Ethnic Theater - Jewish
Theater for the New City
Julia Pascal brings her own piercing, powerful interpretation of “The Dybbuk” to the stage. The British playwright/director takes this timeless Yiddish classic into the 20th century, as she interweaves past and present.
Pascal’s “Dybbuk,” which originated in England in 1992 and toured the United Kingdom and Europe, is now enjoying its American premiere off Broadway this month. The piece makes its impact as part of the Theater for the New City’s Dream Up Festival.
Pascal’s take on “The Dybbuk” is expressionistic in form and substance—and yet intensely realistic. With the work of her colleague Thomas Kampe, the stage set portrays a bleak, seedy Ghetto room. Buckets, blankets, ladders, palettes, and old clothes (used in numerous ways) provide the only décor.
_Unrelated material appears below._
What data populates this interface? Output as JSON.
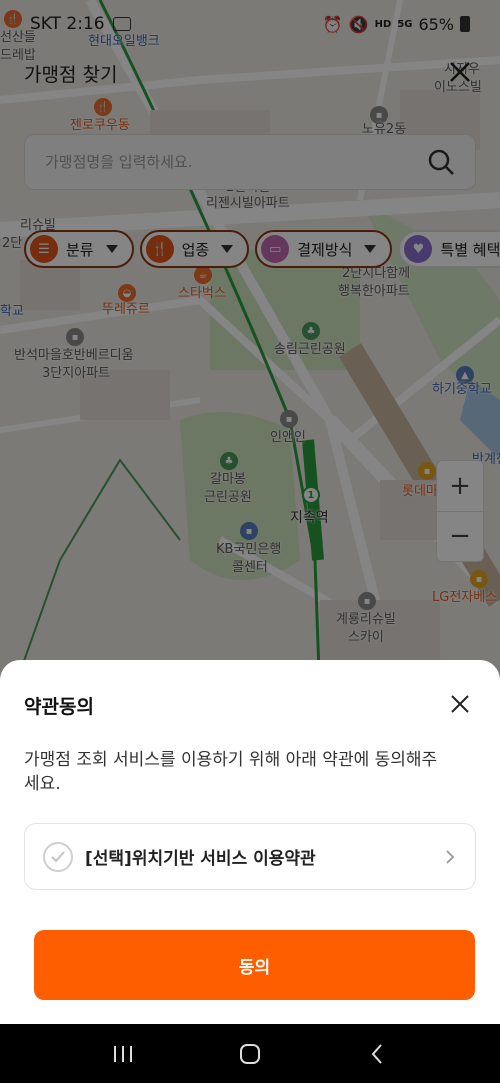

The playwright has skillfully created a play within a play within a play, rather like a nest of Russian dolls, taking the viewer from a shaky hold on the present back to a legendary past. The tale begins in the present. A British woman goes to Germany, where she senses the country is full of wandering dybbuks (or lost souls). As the Old Testament has it, any one who does not live out his appointed years (three score and ten) is destined for that role. And indeed the millions of Jews who were exterminated in the Holocaust fitted that profile.
The woman imagines a 1942 ghetto scene, where five Jews (two men and three women) await deportation. “This is a mistake,” one woman cries (or words to that effect). “I’m not Jewish. Only my father. My mother is Christian.” But the others laugh at her protestations. Though hungry, cold, and terrified, they manage to turn their minds back to medieval times, as one of the five gets the idea that they act out “The Dybbuk.” But again and again they are reminded of the present, as deportation trains roar in the background.
The British/European cast (Juliet Dante, Stefan Karsberg, Adi Lerer, Simeon Perlin, Anna Savva) show strength and versatility, as their words, gestures, movement, and ensemble work play out the story.
This “Dybbuk” reminds one once again of the power of theater—of the value of story-telling and story-performance—even (and perhaps especially) in the direst of circumstances. Think Terezin, where the doomed Jews created music, art, drama—and especially drama. Think of“Our Country’s Good,” a play about English convicts who land in bleak Australia. Theater offers a kind of resurrection.
In all, Pascal’s “Dybbuk” is a statement about the stubborn human will to live and to create. And indeed the play ends on an ambivalent note, as a seemingly long parade of victims march off--not only to death, but perhaps to a renewal of life.
There is surely hope in Pascal’s bleak piece, but it is also a reminder that we Jews are forever haunted—by our thousands of years of history and, more specifically, by our recent Holocaust.
August 15, 2010